Sometimes, the desire to dance does not usually match the budget. So, you get creative and end up doing a lot of things yourself. Here is how I do my rhinestone bangles.
I start with rigilene boning and a piece of lycra. The rigilene should be about an inch longer than the final circumference you want the bangle to be, and I cut my lycra about an inch longer than that so I have excess at the ends. I cut mine to be about 10″ long, if I am remembering correctly off the top of my head. I actually just take the piece of rigilene and make a loop and shove my hand through it, checking to make sure it can actually get over the widest part of my palm. If I’m making multiple, I’ll then use the first cut piece as my template for the others. I cut my piece of lycra about 3.5-4 times as wide as the piece of rigilene, so I have some wiggle room.
First and foremost, we have to stitch that sucker. I align the lycra edge with the rigilene edge (as best as I can), so the lycra right side is down (if your lycra does in fact have a discernible right side) and so that the curve of the rigilene is also facing down (so you’re stitching this to the inside first.
I use a wide zig zag stitch option on a long setting. The fewer times the needle must pierce the rigilene, the less chance of it bending and breaking! Use a heavy enough needle too, as this stuff is THICK!
If there is some overlap and rough edges, trim it down until you’ve got a nice lycra edge that is either flush with the rigilene or the rigilene slightly extends over it.
Fold it over NOT once…
Until you’ve got two nice folded edges on both sides of the bracelet and you are again stitching with the inside of the bangle down.
Repeat the same stitching process as above. If you find yourself having more excess fabric, it is easier to pull it nice and snug in any places you need to. If your lycra is cut properly on the grain you will have less issues with the fabric buckling and getting bunched. Manage your fabric as it goes through the machine to get a nice surface.
Now that’s a whole lotta excess fabric! So, let’s trim that down.
I also trimmed any excess off of the ends. I like to leave 1/4″ – 3/8″ on the ends to give the loop a little bit of a nicer finish rather than one really big blunt drop.
Loop! Overlap the ends until the circumference is the final desired circumference.
This is the toughest part. The loop is tiny and the machine foot likes to get in the way. Go. Slowly. I have bent/broken so many needles making these.

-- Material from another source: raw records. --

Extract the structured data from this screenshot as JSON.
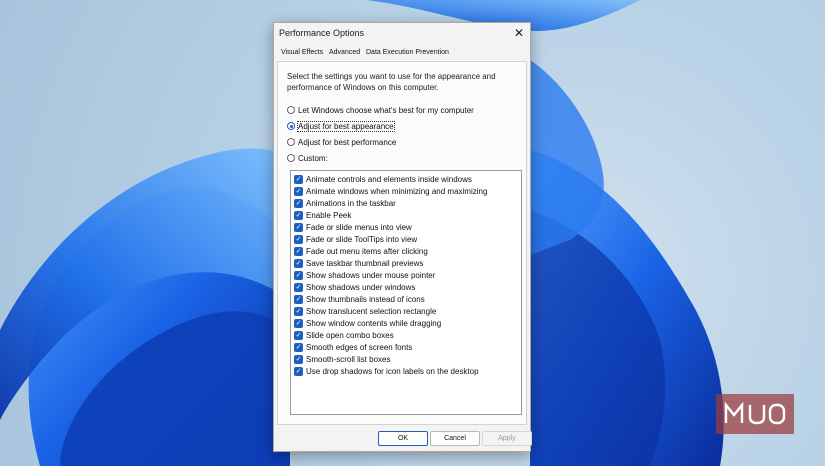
{
  "window": {
    "title": "Performance Options"
  },
  "tabs": [
    {
      "label": "Visual Effects",
      "active": true
    },
    {
      "label": "Advanced",
      "active": false
    },
    {
      "label": "Data Execution Prevention",
      "active": false
    }
  ],
  "description": "Select the settings you want to use for the appearance and performance of Windows on this computer.",
  "radios": [
    {
      "label": "Let Windows choose what's best for my computer",
      "selected": false
    },
    {
      "label": "Adjust for best appearance",
      "selected": true
    },
    {
      "label": "Adjust for best performance",
      "selected": false
    },
    {
      "label": "Custom:",
      "selected": false
    }
  ],
  "options": [
    {
      "label": "Animate controls and elements inside windows",
      "checked": true
    },
    {
      "label": "Animate windows when minimizing and maximizing",
      "checked": true
    },
    {
      "label": "Animations in the taskbar",
      "checked": true
    },
    {
      "label": "Enable Peek",
      "checked": true
    },
    {
      "label": "Fade or slide menus into view",
      "checked": true
    },
    {
      "label": "Fade or slide ToolTips into view",
      "checked": true
    },
    {
      "label": "Fade out menu items after clicking",
      "checked": true
    },
    {
      "label": "Save taskbar thumbnail previews",
      "checked": true
    },
    {
      "label": "Show shadows under mouse pointer",
      "checked": true
    },
    {
      "label": "Show shadows under windows",
      "checked": true
    },
    {
      "label": "Show thumbnails instead of icons",
      "checked": true
    },
    {
      "label": "Show translucent selection rectangle",
      "checked": true
    },
    {
      "label": "Show window contents while dragging",
      "checked": true
    },
    {
      "label": "Slide open combo boxes",
      "checked": true
    },
    {
      "label": "Smooth edges of screen fonts",
      "checked": true
    },
    {
      "label": "Smooth-scroll list boxes",
      "checked": true
    },
    {
      "label": "Use drop shadows for icon labels on the desktop",
      "checked": true
    }
  ],
  "buttons": {
    "ok": "OK",
    "cancel": "Cancel",
    "apply": "Apply"
  },
  "close_glyph": "✕",
  "check_glyph": "✓",
  "watermark": "MUO",
  "colors": {
    "accent": "#1f5fbf",
    "wallpaper_blue": "#1565e6"
  }
}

For this bracelet, I used a straight stitch in a slightly longer than normal length and went back and forth a couple times. Again, go slowly! I often now use a wide zig zag with a longer than normal stitch length to tack this part down because it gives less of a seam valley in the finished product. Either way, one attachment is not enough to keep the ends nice and snug.
I stitch it down about 1/2″-3/4″ away, depending on how much excess length I have in the bracelet. Make sure both of these seams are going through both layers of rigilene or the rigilene can eventually start to poke through the lycra.
This is what I mean by the seam valleys. They’ll be completely covered in rhinestones though, so if it doesn’t bother you, don’t worry about it.
And now, you’re ready to stone it!
Author: Blessing Bennet – [Stitches And Sparkles]
Cover Photography: Egorich.ca